TASK DESCRIPTION: Set down a faithful copy of every record below, with no images.

DATASET RECORDS:
╔══
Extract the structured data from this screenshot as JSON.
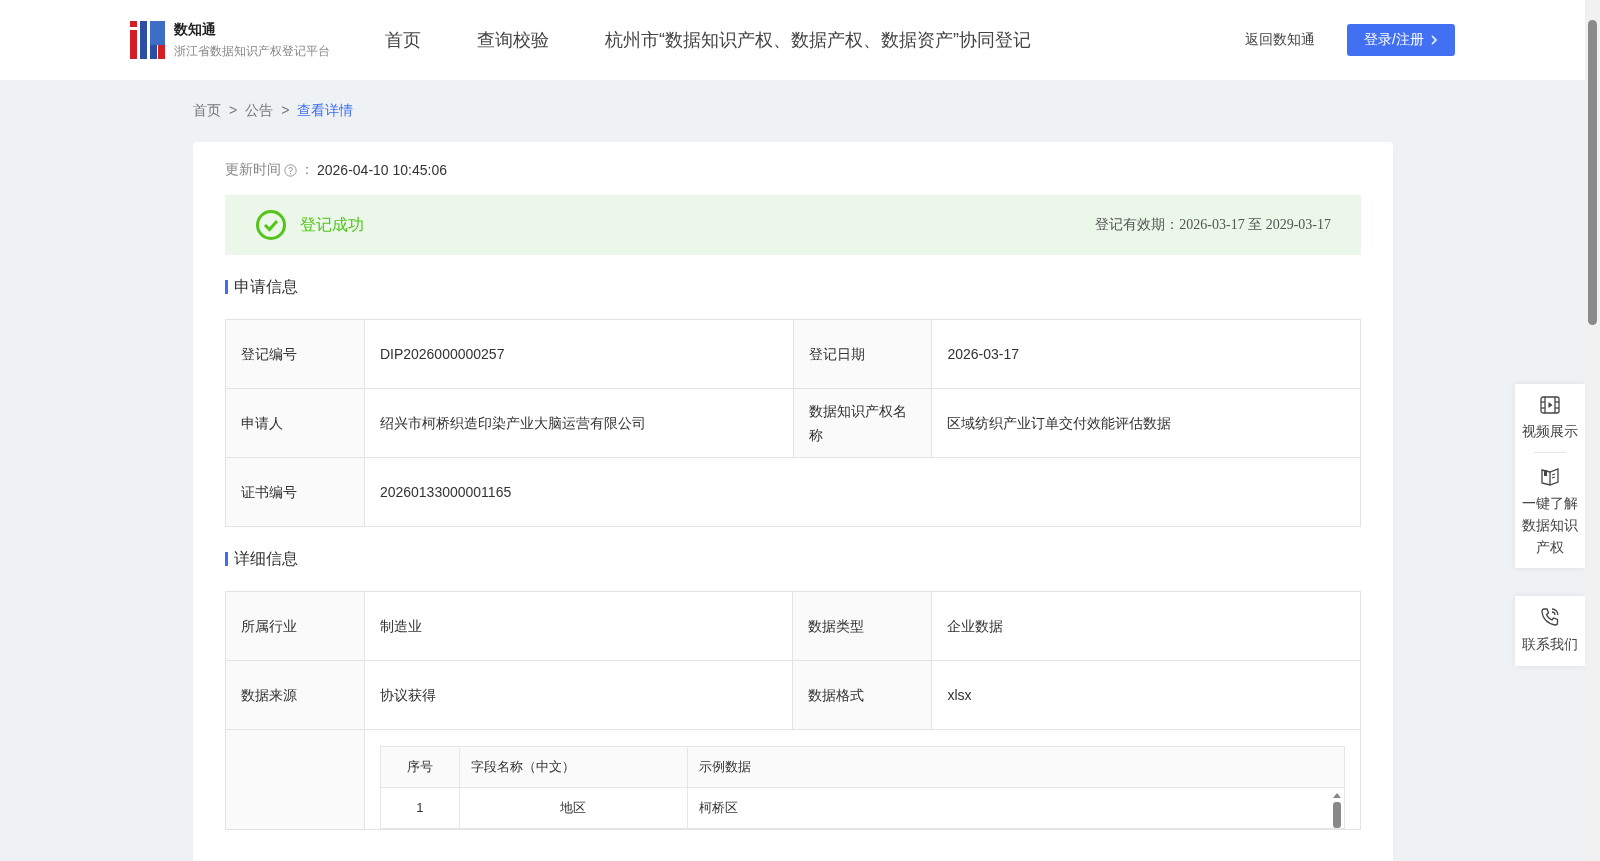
{
  "header": {
    "logo_title": "数知通",
    "logo_subtitle": "浙江省数据知识产权登记平台",
    "nav": [
      "首页",
      "查询校验",
      "杭州市“数据知识产权、数据产权、数据资产”协同登记"
    ],
    "back_link": "返回数知通",
    "login_button": "登录/注册"
  },
  "breadcrumb": [
    {
      "label": "首页",
      "selected": false
    },
    {
      "label": "公告",
      "selected": false
    },
    {
      "label": "查看详情",
      "selected": true
    }
  ],
  "breadcrumb_separator": ">",
  "update": {
    "label": "更新时间",
    "separator": "：",
    "value": "2026-04-10 10:45:06"
  },
  "status": {
    "kind": "success",
    "text": "登记成功",
    "validity": "登记有效期：2026-03-17 至 2029-03-17"
  },
  "sections": [
    {
      "title": "申请信息",
      "rows": [
        [
          {
            "label": "登记编号",
            "value": "DIP2026000000257"
          },
          {
            "label": "登记日期",
            "value": "2026-03-17"
          }
        ],
        [
          {
            "label": "申请人",
            "value": "绍兴市柯桥织造印染产业大脑运营有限公司"
          },
          {
            "label": "数据知识产权名称",
            "value": "区域纺织产业订单交付效能评估数据"
          }
        ],
        [
          {
            "label": "证书编号",
            "value": "20260133000001165"
          }
        ]
      ]
    },
    {
      "title": "详细信息",
      "rows": [
        [
          {
            "label": "所属行业",
            "value": "制造业"
          },
          {
            "label": "数据类型",
            "value": "企业数据"
          }
        ],
        [
          {
            "label": "数据来源",
            "value": "协议获得"
          },
          {
            "label": "数据格式",
            "value": "xlsx"
          }
        ]
      ],
      "field_table": {
        "columns": [
          "序号",
          "字段名称（中文）",
          "示例数据"
        ],
        "rows": [
          [
            "1",
            "地区",
            "柯桥区"
          ]
        ]
      }
    }
  ],
  "side_panel": [
    {
      "kind": "video",
      "label": "视频展示"
    },
    {
      "kind": "book",
      "label": "一键了解数据知识产权"
    }
  ],
  "contact": {
    "label": "联系我们"
  }
}
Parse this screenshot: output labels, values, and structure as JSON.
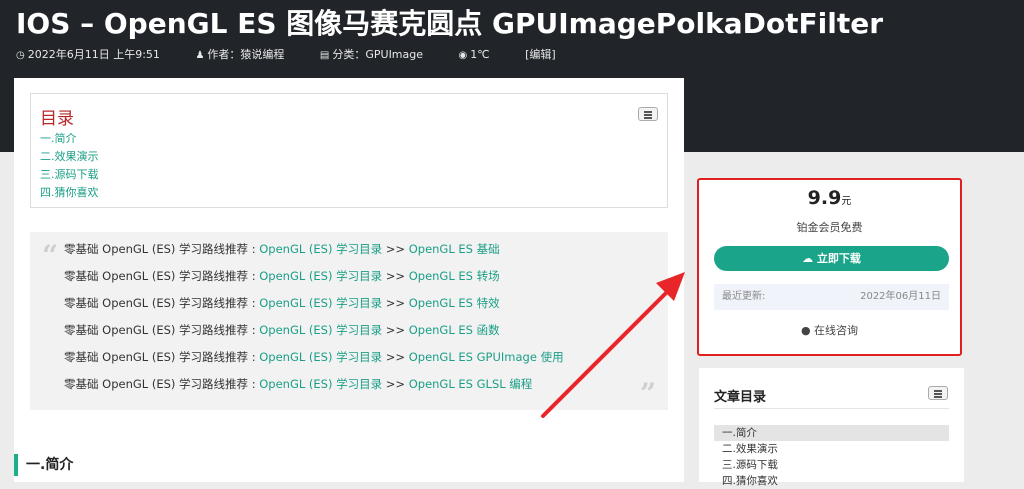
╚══
ANSWER BELOW:
Extract the structured data from this screenshot as JSON.
{
  "header": {
    "logo_title": "数知通",
    "logo_subtitle": "浙江省数据知识产权登记平台",
    "nav": [
      "首页",
      "查询校验",
      "杭州市“数据知识产权、数据产权、数据资产”协同登记"
    ],
    "back_link": "返回数知通",
    "login_button": "登录/注册"
  },
  "breadcrumb": [
    {
      "label": "首页",
      "selected": false
    },
    {
      "label": "公告",
      "selected": false
    },
    {
      "label": "查看详情",
      "selected": true
    }
  ],
  "breadcrumb_separator": ">",
  "update": {
    "label": "更新时间",
    "separator": "：",
    "value": "2026-04-10 10:45:06"
  },
  "status": {
    "kind": "success",
    "text": "登记成功",
    "validity": "登记有效期：2026-03-17 至 2029-03-17"
  },
  "sections": [
    {
      "title": "申请信息",
      "rows": [
        [
          {
            "label": "登记编号",
            "value": "DIP2026000000257"
          },
          {
            "label": "登记日期",
            "value": "2026-03-17"
          }
        ],
        [
          {
            "label": "申请人",
            "value": "绍兴市柯桥织造印染产业大脑运营有限公司"
          },
          {
            "label": "数据知识产权名称",
            "value": "区域纺织产业订单交付效能评估数据"
          }
        ],
        [
          {
            "label": "证书编号",
            "value": "20260133000001165"
          }
        ]
      ]
    },
    {
      "title": "详细信息",
      "rows": [
        [
          {
            "label": "所属行业",
            "value": "制造业"
          },
          {
            "label": "数据类型",
            "value": "企业数据"
          }
        ],
        [
          {
            "label": "数据来源",
            "value": "协议获得"
          },
          {
            "label": "数据格式",
            "value": "xlsx"
          }
        ]
      ],
      "field_table": {
        "columns": [
          "序号",
          "字段名称（中文）",
          "示例数据"
        ],
        "rows": [
          [
            "1",
            "地区",
            "柯桥区"
          ]
        ]
      }
    }
  ],
  "side_panel": [
    {
      "kind": "video",
      "label": "视频展示"
    },
    {
      "kind": "book",
      "label": "一键了解数据知识产权"
    }
  ],
  "contact": {
    "label": "联系我们"
  }
}
Parse this screenshot: output labels, values, and structure as JSON.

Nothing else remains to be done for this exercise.